How often do you shrug off mistakes or misunderstandings with the aphorism "Perception is reality"? I've done it many times. Just recently an experience made me re-think this idea. Perception is NOT reality and we'd often do better if we accept that.
I had stretched out on the table in preparation for my therapeutic massage when the therapist told me to move my legs over to straigthen my body. I was completely surprised because I felt straight. I moved my legs as she asked and then I felt askew on the table, although she assured me that now my body was straight down the center of the table.
This was an instance of a physical perception that wasn't reality and it made me think about intellectual and emotional perceptions that are perhaps not reality.
1) Your preconceived ideas: Let's say that you believe that commuting in your area is always a hardship. You've preconceived this from daily traffic reports and how high your area ranks on the 'worst commute in the country' lists. So when you have to commute, you describe whatever situation you find yourself in as a hardship. Maybe that day traffic is exceptionally slow, but maybe it is normally heavy yet moving. You arrive at your destination and proclaim how difficult the commute was. That's your perception based on preconceived ideas, not on reality.
2) Your past experiences: We collect experiences all the time, and often they become our 'truth' or reality just because we've lived through them. Here's a positive example: I've had wonderful success training my Bernese Mountain Dog for several years. I call our classes "date night with Danny." So my years of experience make my reality that ongoing training with my dog enhances our daily relationships and makes him an easy dog to take everywhere. I like to tell everyone I meet that ongoing training is fun and satisfying. Others may have had opposite experiences and would seriously disagree with me. Each of us has a perception that is our reality. But there is probably no objective reality, meaning that my perception is not reality, it is just my reality based on my experiences.
3) Your biases and preferences: You've grown up with various customs and beliefs. These are your biases (not bad nor good, just yours). So you look at the world through these biases. Education is good. Local food is the best. Sanitizing helps prevent disease. Myriad others. When you experience something that calls into play a relevant bias, your perception of the event is yours, but is not necessarily reality.

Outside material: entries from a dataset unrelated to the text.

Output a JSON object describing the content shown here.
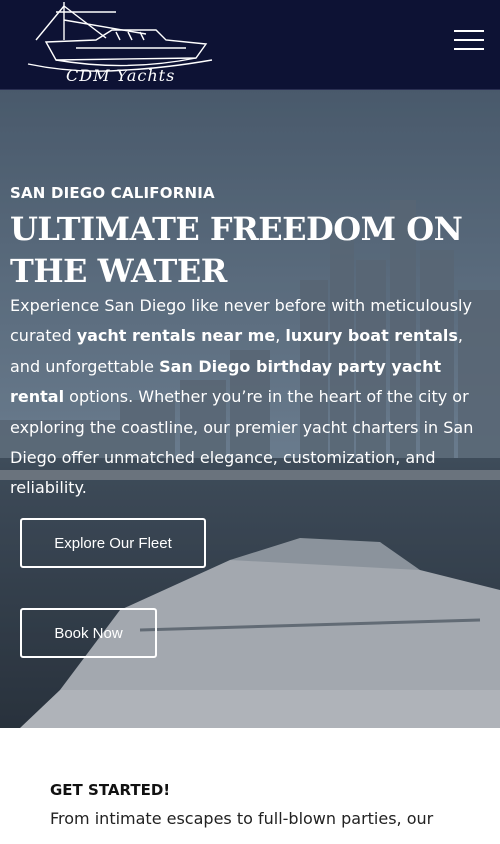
{
  "header": {
    "logo_text": "CDM Yachts",
    "menu_icon": "hamburger-menu-icon",
    "background": "#0d1234"
  },
  "hero": {
    "eyebrow": "SAN DIEGO CALIFORNIA",
    "headline": "ULTIMATE FREEDOM ON THE WATER",
    "intro": {
      "part1": "Experience San Diego like never before with meticulously curated ",
      "bold1": "yacht rentals near me",
      "part2": ", ",
      "bold2": "luxury boat rentals",
      "part3": ", and unforgettable ",
      "bold3": "San Diego birthday party yacht rental",
      "part4": " options. Whether you’re in the heart of the city or exploring the coastline, our premier yacht charters in San Diego offer unmatched elegance, customization, and reliability."
    },
    "buttons": {
      "fleet_label": "Explore Our Fleet",
      "book_label": "Book Now"
    }
  },
  "get_started": {
    "heading": "GET STARTED!",
    "text": "From intimate escapes to full-blown parties, our"
  }
}
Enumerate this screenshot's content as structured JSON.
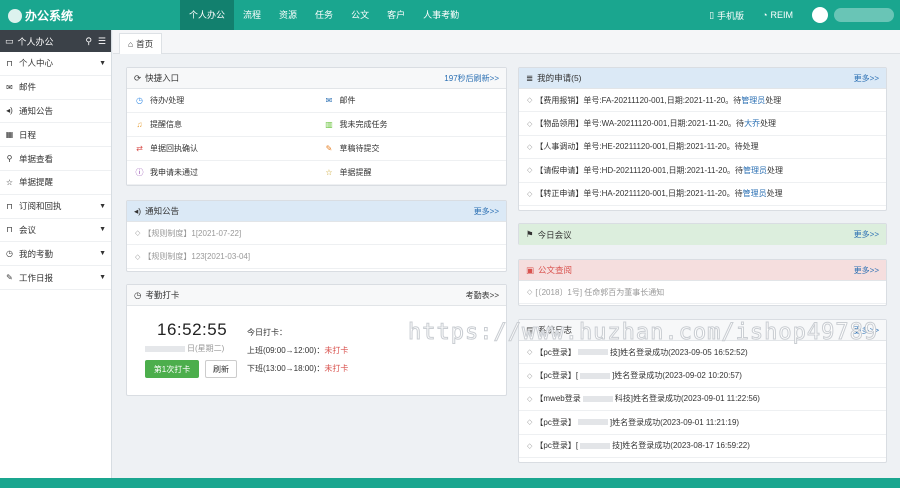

When you recognize these different ways that your perception is not necessarily objective reailty, you can take a second look and adjust your behavior so it is in alignment with reality.
What experience comes to your mind where your perception was not reality? Share it with us through our comment box.